● **Task goal**:
Scan the records for the string "label" and copy every line that holds it.

● **Stored data**:
* * *
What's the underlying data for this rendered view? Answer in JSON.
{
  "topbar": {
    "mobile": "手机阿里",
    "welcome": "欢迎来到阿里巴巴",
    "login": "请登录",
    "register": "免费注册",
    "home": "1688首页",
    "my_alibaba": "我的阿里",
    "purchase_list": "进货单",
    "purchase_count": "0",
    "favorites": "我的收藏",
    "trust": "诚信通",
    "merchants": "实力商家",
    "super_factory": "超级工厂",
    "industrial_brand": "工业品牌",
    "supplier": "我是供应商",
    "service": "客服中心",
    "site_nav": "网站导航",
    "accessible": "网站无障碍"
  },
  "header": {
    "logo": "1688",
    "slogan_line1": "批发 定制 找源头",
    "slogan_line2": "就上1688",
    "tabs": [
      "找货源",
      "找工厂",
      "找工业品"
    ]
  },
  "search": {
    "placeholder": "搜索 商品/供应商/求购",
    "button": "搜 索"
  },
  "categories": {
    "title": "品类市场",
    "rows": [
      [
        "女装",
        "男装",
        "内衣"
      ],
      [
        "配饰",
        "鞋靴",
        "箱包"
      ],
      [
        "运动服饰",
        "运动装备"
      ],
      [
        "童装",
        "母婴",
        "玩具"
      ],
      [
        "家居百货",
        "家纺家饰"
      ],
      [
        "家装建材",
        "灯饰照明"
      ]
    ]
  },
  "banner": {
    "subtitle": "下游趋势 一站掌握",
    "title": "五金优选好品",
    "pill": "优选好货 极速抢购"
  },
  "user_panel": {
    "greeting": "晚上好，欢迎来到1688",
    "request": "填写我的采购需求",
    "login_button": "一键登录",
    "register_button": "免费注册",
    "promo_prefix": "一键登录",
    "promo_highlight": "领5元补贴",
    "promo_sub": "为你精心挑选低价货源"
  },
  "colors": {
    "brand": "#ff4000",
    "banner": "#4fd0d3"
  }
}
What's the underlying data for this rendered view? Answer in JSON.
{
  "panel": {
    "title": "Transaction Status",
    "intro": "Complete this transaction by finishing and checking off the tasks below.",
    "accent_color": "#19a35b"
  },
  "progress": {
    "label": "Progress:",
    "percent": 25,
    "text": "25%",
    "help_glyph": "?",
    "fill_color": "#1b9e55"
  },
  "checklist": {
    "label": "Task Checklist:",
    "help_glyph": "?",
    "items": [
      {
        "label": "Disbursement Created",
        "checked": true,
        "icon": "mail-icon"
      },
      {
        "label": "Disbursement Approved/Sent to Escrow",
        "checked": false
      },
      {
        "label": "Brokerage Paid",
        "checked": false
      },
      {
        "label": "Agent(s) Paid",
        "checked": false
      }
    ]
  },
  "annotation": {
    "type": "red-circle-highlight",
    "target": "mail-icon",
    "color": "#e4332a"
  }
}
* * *
● **Written answer**:
    "label": "Progress:",
    "label": "Task Checklist:",
        "label": "Disbursement Created",
        "label": "Disbursement Approved/Sent to Escrow",
        "label": "Brokerage Paid",
        "label": "Agent(s) Paid",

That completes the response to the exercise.